National Institute of Astrophysics, Optics and Electronics (INAOE)
Anahuac University Mexico South
Tecnológico de Monterrey Campus Mexico City
Cinvestav – Center for Research and Advanced Studies of the IPN
Metropolitan Autonomous University (UAM)
National Polytechnic Institute (IPN)
Autonomous University of the State of Morelos ( UAEMor )
Monterrey Institute of Technology and Higher Studies (ITESM)
Primary technological industries in the country
The primary technological industries in Mexico include Information and Communication Technologies (ICT), Electronic Equipment Manufacturing, Automotive, Biotechnology, Telecommunications, Aerospace Industry, Smart Factory, Agriculture 4.0, Robotics and Automation, Software Development, and Biopharmaceuticals. These industries use innovative technology in Mexico to improve the products and services offered to businesses and consumers in the global marketplace.
IT market growth
According to Select estimates, the IT sector could slow down in 2023 due to macroeconomic factors.
In 2022, annual growth was 6.2%, while for the current year, it is estimated that it will only reach 5.8%, three times greater than Mexico’s GDP (projected at 1.5% by the World Bank).
In terms of value, it would be around $24 billion, of which public cloud services would represent 27%, followed by IT services (7.5%), hardware with 3.1%, connectivity services (3%), and software with 1.7 %.

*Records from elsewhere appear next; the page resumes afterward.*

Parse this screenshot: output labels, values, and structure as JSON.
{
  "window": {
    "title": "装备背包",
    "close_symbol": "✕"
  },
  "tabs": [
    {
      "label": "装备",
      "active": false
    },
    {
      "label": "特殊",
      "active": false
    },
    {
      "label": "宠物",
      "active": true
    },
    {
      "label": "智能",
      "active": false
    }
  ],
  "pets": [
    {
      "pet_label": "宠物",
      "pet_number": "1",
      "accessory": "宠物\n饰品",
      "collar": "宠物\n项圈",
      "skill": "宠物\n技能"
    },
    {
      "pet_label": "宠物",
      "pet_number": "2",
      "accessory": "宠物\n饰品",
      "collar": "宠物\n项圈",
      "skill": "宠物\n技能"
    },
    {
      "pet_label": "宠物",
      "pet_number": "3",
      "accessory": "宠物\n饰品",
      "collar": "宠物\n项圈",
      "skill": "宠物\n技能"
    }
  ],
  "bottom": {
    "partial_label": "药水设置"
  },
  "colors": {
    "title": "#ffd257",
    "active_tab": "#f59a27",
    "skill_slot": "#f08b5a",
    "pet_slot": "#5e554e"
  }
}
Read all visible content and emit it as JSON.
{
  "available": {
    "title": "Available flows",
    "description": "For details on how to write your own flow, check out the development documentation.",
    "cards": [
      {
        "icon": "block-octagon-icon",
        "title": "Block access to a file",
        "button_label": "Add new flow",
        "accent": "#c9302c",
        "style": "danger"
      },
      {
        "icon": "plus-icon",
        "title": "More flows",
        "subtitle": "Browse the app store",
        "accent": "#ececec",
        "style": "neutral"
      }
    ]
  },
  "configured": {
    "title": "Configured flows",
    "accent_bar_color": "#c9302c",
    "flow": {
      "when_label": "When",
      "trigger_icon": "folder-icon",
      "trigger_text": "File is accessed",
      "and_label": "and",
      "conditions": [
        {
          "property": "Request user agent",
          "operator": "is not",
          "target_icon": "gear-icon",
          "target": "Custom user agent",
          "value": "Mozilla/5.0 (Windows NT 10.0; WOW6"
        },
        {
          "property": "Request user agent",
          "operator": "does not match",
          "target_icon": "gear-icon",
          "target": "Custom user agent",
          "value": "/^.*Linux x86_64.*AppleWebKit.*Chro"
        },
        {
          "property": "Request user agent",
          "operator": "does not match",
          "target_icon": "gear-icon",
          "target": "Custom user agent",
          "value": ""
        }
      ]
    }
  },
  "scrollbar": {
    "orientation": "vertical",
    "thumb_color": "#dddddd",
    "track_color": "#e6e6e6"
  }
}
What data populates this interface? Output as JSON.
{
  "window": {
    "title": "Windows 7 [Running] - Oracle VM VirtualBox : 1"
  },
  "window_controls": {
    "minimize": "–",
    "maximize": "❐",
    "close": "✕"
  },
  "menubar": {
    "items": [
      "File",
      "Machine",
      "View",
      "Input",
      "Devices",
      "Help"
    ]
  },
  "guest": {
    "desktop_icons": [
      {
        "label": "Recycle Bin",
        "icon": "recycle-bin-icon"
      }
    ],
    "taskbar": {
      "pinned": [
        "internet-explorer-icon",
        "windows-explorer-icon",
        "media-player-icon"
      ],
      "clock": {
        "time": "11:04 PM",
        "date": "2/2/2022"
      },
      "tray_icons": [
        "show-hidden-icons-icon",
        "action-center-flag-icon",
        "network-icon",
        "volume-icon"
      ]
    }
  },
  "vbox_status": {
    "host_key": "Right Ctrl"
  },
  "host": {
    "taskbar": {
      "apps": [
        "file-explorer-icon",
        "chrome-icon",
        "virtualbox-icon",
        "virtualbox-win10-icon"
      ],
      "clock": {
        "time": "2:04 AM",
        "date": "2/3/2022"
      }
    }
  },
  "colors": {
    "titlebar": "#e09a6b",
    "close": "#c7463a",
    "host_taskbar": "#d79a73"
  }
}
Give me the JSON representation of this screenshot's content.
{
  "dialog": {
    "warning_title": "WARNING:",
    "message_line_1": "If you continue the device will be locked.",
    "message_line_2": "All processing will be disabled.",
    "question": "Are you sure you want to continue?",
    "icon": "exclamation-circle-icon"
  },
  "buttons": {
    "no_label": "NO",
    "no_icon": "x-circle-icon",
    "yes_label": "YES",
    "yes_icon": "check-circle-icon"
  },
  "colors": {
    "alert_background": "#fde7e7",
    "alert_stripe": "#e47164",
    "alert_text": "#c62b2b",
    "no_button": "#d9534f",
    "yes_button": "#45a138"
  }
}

Public spending on technology
Public spending on technology in Mexico has experienced a contraction during the six-year term of President Andrés Manuel López Obrador due to budgetary considerations. As a result, the government has spent 12.9 billion pesos of the 32.3 billion pesos programmed for this year. It should be noted that government spending on IT represents 15% of the total market.
Digitization and Internet Access
The 2021 edition of the Network Readiness Index places Mexico in 59th place among the countries with the greatest digitization out of the 130 countries evaluated. Among those with an upper-middle income, Mexico ranks 11th and eighth in the Americas.
For its part, the Statista research department estimated that approximately 98.6 million people in Mexico had access to the Internet, representing an increase of around 16 million compared to registered users in 2021.
It is forecast that by 2026, around 118.2 million Mexicans will have access to the network. Most of them surf the web of networks through a smartphone.
However, progress toward digital inclusion could be faster. According to the OECD, the Government of Mexico must continue integrating digital tools and approaches that allow the state to become more agile, open, and responsive.
Among the main findings of the study The 2018 Digital Government Scan of Mexico, related to sustainability and continuity challenges, include digital inclusion, a single portal for all public administration procedures, political leadership and support in terms of the digital transformation strategy, and a coherent policy in implementation, based on a reference framework that facilitates collaboration, coordination, and support for effective implementation throughout the different areas and levels of government.